Ben: Yeah, I think I’m going to disagree with you a little bit on when are you done optimizing a piece of content. I think that when it’s no longer a priority, right? If you hit a perfect content score and you’re ranking in the top spot and you’re ranking one, it does not make sense to invest more time into optimizing that piece of content. You should be optimizing the pieces of content that have the highest opportunity in front of you, whether it’s the Searchmetrics suite or whatever else you’re using to do the content optimization. Your priority needs to be on where you’re going to have the biggest impact in the shortest period of time with the least amount of effort.
Ben: That’s where doing your research and understanding where there is opportunity to grow, what the competition is, maybe you’re going from spot two to spot one for your biggest piece of content because there is so much opportunity for that head term, or maybe it’s I have 500 pieces of content that I can bring from spot 11 to spot 10 and those pieces of content need to be optimized. This is really less of a question about how can I get a piece of content to perform, and more where is the biggest opportunity for my business?
Marlon: No, I think you’re absolutely right. I see your point and I think that the point that I was making is that content is always evolving and we want to stay in front of those trends.

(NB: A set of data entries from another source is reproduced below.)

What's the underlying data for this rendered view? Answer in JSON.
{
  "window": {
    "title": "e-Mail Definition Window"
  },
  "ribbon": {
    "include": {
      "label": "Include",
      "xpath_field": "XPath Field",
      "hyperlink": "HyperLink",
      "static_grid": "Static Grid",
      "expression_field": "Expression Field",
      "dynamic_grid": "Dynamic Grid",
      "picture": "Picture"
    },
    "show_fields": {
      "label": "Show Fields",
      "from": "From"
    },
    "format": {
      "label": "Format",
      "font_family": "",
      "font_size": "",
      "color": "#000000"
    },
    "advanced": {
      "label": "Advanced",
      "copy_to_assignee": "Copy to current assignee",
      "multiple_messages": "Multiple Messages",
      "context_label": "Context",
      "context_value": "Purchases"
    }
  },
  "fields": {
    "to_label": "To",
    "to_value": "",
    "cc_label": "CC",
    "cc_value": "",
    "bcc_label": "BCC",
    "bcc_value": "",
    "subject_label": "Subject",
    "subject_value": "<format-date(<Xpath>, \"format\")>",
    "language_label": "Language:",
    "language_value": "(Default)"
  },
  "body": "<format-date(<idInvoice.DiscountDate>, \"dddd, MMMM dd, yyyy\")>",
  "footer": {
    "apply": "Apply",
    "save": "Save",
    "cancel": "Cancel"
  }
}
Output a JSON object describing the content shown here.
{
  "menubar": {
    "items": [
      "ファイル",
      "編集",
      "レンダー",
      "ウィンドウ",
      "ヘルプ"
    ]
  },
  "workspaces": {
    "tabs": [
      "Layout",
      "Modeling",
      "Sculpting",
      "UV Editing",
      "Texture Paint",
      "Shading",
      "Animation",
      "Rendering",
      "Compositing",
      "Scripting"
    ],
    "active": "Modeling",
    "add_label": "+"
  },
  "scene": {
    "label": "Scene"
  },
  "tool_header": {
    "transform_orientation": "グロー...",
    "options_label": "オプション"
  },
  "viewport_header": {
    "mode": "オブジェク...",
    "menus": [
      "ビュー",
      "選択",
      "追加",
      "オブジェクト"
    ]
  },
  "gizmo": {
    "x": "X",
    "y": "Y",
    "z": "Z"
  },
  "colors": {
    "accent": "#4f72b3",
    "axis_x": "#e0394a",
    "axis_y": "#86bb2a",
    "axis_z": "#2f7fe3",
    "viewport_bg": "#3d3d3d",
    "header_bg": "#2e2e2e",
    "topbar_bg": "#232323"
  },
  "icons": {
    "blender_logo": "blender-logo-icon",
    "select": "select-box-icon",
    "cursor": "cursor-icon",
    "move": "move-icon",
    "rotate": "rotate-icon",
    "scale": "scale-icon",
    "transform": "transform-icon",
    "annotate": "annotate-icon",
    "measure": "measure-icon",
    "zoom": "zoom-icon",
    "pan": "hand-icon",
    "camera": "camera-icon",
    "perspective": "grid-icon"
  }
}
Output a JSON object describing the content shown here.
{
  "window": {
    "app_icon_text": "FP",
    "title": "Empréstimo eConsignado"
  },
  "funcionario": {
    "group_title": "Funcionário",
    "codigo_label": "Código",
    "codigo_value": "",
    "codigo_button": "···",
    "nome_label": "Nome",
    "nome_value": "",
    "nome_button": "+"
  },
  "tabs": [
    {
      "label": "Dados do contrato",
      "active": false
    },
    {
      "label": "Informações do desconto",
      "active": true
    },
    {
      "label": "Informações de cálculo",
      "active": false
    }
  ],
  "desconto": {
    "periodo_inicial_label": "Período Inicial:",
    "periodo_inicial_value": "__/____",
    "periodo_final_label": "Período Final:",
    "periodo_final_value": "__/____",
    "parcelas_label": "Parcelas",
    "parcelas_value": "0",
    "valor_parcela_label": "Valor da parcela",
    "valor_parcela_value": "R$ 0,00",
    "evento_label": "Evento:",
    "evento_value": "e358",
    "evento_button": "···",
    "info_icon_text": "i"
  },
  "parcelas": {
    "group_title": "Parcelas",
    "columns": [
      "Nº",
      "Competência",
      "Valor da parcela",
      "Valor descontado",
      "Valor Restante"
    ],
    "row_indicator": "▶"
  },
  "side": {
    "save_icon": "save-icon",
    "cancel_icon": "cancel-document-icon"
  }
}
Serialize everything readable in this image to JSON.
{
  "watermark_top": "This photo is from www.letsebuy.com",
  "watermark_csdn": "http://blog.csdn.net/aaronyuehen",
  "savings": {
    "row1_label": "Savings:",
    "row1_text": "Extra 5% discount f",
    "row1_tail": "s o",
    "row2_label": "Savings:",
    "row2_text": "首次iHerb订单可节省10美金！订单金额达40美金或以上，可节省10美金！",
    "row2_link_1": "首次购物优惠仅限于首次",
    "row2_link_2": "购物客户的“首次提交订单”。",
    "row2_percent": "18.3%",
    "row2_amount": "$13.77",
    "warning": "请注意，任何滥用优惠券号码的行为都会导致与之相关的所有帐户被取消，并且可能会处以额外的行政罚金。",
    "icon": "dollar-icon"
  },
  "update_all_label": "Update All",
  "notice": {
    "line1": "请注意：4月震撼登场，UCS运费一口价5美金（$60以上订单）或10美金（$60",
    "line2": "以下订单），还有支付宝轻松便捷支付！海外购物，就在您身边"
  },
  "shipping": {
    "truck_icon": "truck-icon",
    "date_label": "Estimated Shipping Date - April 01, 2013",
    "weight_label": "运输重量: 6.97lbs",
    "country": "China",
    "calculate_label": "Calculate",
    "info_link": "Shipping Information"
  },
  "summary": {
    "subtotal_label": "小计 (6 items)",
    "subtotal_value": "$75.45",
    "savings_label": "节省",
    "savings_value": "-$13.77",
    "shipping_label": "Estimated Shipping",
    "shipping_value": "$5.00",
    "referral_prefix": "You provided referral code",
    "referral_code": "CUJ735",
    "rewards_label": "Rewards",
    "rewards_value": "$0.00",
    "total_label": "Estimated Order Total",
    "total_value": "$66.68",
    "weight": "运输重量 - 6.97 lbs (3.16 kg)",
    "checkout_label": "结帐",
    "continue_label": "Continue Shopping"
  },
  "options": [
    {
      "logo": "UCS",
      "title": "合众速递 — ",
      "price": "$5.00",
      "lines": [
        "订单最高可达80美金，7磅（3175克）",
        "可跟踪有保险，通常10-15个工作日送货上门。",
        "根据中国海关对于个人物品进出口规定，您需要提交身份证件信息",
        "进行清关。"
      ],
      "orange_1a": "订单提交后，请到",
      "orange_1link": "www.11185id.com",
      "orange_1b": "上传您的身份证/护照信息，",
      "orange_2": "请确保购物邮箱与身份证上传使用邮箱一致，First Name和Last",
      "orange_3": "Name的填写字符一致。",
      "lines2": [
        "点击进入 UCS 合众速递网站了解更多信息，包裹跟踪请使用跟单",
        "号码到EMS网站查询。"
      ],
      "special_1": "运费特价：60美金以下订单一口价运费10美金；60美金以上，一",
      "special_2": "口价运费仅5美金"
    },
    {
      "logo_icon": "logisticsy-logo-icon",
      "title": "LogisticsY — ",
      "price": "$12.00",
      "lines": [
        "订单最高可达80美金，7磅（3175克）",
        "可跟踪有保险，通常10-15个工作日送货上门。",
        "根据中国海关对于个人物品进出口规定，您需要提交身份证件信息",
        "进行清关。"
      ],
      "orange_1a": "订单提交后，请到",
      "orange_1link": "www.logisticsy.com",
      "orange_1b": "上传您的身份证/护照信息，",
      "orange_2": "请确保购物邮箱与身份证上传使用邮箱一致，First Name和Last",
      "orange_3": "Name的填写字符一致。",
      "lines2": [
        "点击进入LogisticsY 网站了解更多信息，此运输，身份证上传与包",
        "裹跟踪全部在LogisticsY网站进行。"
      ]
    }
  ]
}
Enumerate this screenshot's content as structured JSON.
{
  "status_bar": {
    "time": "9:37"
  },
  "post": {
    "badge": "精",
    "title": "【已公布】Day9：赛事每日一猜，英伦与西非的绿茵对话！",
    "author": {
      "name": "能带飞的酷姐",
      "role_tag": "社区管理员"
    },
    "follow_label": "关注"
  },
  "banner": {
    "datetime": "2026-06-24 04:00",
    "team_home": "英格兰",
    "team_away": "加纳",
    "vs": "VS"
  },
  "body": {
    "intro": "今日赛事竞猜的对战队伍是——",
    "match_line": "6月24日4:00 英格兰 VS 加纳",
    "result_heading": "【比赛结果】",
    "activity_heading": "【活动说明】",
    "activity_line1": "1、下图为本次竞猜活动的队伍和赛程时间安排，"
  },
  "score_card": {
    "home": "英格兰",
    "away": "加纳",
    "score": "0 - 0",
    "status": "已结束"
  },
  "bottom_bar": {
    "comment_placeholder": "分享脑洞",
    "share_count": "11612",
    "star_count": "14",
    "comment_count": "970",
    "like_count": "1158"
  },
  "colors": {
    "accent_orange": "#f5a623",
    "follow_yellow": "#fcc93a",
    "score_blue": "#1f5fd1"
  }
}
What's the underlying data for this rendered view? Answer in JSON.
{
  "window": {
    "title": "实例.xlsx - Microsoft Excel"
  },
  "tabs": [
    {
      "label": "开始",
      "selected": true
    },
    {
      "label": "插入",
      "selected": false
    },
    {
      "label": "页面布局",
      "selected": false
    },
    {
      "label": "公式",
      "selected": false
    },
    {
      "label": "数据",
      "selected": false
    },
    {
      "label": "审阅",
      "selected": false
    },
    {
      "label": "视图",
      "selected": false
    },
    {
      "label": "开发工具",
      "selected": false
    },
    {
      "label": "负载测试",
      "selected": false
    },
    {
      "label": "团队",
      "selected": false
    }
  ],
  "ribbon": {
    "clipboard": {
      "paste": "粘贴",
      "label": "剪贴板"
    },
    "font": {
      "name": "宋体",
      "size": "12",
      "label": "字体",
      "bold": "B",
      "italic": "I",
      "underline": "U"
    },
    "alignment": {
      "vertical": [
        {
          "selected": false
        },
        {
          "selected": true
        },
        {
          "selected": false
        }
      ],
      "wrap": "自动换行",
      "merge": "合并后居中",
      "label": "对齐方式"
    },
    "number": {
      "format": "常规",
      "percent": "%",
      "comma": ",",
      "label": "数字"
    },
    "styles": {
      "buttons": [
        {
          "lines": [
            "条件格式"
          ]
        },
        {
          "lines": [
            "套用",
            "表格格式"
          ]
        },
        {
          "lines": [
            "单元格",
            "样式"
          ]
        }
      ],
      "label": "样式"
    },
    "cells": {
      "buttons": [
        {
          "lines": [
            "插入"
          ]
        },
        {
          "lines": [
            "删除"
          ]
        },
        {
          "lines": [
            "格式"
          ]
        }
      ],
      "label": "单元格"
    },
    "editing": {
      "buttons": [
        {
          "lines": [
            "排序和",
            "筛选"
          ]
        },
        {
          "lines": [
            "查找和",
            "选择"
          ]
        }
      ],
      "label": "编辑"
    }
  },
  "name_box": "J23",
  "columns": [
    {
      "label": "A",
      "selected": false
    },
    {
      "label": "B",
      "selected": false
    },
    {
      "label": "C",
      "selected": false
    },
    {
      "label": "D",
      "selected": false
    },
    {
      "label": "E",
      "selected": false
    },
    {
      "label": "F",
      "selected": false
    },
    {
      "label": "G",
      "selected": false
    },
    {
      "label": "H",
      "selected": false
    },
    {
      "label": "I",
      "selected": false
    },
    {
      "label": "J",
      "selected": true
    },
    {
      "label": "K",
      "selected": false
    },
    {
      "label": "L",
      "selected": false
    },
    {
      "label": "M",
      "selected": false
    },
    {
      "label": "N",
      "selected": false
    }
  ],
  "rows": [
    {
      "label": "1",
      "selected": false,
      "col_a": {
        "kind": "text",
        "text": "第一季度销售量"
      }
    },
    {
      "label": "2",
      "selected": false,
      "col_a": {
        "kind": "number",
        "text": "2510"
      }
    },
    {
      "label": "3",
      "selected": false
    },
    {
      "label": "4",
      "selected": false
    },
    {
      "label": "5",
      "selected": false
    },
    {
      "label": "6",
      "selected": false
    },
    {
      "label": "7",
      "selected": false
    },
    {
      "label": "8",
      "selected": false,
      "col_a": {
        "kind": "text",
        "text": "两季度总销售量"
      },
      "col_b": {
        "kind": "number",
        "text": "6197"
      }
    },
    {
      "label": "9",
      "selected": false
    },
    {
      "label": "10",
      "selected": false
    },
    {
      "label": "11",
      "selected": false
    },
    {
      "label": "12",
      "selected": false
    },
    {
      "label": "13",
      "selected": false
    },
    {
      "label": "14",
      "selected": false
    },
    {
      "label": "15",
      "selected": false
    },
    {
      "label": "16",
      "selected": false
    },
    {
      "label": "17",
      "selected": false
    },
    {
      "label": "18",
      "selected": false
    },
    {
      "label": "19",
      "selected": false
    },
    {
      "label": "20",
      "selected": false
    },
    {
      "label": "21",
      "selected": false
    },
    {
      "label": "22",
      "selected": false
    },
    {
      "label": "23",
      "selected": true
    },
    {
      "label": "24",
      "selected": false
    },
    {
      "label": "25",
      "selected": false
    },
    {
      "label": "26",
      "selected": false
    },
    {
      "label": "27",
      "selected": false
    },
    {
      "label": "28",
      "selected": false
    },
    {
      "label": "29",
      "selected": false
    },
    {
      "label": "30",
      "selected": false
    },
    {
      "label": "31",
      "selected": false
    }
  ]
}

Ben: Yeah, you’re totally right. You can reach a peak with content. It doesn’t mean that you’re going to stay there. You’re totally right where like, yes, you can always improve a piece of content. It might not always be the priority. These things change over time. You constantly need to be evaluating. You might not be always working on the same piece of content, but you should be looking and understanding what is your priority.
Ben: That wraps up this episode of the Voices of Search podcast. Thanks for listening to my conversation with Marlon Glover, content team lead here at Searchmetrics. We’d love to continue the conversation with you. If you’re interested in contacting Marlon, you can find a link to his LinkedIn profile in our show notes. You can contact him on Twitter, where his handle is Marlon_Glover, or you can, of course, reach out to him through the Searchmetrics website. If you have general marketing questions, or if you’d like to talk to me about this podcast, or if you’re interested in being a guest on the show, you can find my contact information in our show notes, or you can shoot me a tweet @BenJShap, B-E-N-J-S-H-A-P.
Ben: If you’re interested in learning more about how to use search data to boost your organic traffic, online visibility, or to gain competitive insights, head over to Searchmetrics.com/freetrial for a test run of the Searchmetrics SEO suite and content experience platform. If you like this podcast and you want a regular stream of SEO and content marketing insights in your podcast feed, hit the subscribe button in your podcast app and we’ll be back in your feed tomorrow morning to discuss syndicating your highest value content. Okay, that’s it for today, but until next time, remember, the answers are always in the data.